- **WHAT IS REQUIRED**: Could you find every line in the entries below that holds the word "your" and copy it?

- **DATA LISTING**:
·····

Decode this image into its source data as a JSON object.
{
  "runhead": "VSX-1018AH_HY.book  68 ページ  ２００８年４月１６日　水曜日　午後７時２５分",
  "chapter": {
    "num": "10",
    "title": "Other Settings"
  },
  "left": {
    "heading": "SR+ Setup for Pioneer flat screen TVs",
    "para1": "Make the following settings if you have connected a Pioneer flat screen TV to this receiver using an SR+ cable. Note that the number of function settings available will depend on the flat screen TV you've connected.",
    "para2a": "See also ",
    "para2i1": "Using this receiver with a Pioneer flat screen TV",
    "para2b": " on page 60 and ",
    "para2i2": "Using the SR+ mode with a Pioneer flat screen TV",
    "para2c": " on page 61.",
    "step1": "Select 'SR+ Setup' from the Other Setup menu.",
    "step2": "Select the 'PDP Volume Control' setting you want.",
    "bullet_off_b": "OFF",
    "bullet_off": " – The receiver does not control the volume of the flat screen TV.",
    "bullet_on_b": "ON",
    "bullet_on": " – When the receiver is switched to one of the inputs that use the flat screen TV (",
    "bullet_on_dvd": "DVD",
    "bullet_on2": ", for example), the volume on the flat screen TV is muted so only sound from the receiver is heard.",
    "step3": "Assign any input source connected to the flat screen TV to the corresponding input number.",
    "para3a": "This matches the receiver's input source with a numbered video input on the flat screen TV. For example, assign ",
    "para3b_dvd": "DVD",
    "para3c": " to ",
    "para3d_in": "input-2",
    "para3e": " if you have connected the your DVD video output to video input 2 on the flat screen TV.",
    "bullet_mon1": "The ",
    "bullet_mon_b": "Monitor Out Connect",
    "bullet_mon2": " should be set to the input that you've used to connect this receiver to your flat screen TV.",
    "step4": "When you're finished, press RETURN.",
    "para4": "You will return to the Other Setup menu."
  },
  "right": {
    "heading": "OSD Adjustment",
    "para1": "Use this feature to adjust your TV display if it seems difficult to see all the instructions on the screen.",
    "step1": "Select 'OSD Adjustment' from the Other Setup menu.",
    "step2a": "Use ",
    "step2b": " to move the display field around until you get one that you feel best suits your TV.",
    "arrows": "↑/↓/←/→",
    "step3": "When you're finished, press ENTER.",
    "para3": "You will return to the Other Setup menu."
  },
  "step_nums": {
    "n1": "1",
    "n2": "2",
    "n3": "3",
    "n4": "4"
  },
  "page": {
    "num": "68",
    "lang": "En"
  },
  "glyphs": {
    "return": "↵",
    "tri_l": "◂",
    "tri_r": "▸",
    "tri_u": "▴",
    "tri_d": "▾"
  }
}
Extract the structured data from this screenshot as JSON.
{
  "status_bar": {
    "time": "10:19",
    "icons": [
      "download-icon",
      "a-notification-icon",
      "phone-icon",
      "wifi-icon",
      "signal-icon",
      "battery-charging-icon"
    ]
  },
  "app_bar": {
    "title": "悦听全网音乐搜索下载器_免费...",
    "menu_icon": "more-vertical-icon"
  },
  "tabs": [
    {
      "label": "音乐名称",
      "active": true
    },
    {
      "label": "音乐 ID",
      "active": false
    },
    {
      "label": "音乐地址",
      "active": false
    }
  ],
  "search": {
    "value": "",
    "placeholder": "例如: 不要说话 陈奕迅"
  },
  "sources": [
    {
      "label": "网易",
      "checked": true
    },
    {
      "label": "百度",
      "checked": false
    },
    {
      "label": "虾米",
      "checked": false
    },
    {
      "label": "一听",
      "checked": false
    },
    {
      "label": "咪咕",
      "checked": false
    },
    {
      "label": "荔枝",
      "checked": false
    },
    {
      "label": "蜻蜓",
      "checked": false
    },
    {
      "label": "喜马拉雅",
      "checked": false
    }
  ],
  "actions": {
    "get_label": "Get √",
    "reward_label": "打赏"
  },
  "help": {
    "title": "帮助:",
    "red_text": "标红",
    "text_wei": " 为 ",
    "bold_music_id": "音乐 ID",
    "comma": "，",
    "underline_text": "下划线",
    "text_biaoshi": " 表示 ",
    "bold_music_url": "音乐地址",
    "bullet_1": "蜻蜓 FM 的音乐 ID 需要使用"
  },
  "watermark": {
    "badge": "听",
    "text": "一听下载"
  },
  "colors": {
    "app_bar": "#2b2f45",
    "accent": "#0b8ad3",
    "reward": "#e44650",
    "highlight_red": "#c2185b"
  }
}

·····

- **EXERCISE ANSWER**:
    "para3e": " if you have connected the your DVD video output to video input 2 on the flat screen TV.",
    "bullet_mon2": " should be set to the input that you've used to connect this receiver to your flat screen TV.",
    "para1": "Use this feature to adjust your TV display if it seems difficult to see all the instructions on the screen.",
    "step2b": " to move the display field around until you get one that you feel best suits your TV.",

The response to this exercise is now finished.